• Web page and app entries:
****************
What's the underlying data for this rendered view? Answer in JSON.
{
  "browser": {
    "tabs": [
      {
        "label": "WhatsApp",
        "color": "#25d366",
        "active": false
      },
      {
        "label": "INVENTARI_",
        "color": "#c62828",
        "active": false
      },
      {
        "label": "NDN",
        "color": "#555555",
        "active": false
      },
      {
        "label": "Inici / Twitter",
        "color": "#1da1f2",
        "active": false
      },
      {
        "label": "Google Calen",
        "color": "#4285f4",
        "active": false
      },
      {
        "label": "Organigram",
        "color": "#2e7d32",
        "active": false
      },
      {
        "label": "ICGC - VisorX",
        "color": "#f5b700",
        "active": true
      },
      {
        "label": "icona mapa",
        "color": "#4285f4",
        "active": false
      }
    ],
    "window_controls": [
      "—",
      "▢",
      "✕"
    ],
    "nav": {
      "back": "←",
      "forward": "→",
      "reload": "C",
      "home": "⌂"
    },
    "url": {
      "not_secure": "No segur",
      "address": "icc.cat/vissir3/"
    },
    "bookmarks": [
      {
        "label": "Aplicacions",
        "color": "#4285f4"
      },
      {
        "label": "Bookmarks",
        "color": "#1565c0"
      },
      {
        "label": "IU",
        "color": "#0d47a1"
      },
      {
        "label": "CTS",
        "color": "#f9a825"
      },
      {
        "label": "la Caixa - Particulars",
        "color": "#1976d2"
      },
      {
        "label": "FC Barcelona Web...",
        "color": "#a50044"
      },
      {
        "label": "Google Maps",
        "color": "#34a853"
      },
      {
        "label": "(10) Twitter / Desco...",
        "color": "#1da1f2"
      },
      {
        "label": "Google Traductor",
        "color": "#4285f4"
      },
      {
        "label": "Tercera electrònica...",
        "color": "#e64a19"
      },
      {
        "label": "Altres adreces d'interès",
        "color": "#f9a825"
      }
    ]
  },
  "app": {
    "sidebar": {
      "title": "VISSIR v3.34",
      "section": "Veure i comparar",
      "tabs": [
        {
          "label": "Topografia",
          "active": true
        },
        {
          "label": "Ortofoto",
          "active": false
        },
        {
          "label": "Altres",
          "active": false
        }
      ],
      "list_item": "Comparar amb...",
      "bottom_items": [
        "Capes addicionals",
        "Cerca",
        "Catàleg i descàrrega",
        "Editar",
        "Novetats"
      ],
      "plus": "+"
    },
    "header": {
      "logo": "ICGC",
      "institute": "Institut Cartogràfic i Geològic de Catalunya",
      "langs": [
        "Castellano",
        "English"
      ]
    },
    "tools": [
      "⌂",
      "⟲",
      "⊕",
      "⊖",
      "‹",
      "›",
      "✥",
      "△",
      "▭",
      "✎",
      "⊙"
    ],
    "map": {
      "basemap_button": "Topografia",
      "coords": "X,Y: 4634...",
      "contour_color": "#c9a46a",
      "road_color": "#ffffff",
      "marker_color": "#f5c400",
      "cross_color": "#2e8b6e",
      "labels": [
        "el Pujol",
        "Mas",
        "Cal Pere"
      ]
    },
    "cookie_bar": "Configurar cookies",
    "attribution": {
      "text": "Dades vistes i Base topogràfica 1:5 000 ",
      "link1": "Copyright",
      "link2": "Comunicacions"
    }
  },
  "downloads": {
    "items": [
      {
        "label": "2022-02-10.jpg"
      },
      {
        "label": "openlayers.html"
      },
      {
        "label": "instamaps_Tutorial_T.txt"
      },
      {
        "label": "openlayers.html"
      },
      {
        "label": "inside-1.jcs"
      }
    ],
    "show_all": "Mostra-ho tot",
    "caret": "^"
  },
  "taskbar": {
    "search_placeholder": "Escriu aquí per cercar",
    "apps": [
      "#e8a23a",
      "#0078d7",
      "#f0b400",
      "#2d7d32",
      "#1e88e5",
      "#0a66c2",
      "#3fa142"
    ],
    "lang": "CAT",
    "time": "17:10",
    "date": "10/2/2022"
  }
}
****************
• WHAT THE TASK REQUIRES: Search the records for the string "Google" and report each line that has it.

• ANSWER TO THIS EXERCISE:
        "label": "Google Calen",
        "label": "Google Maps",
        "label": "Google Traductor",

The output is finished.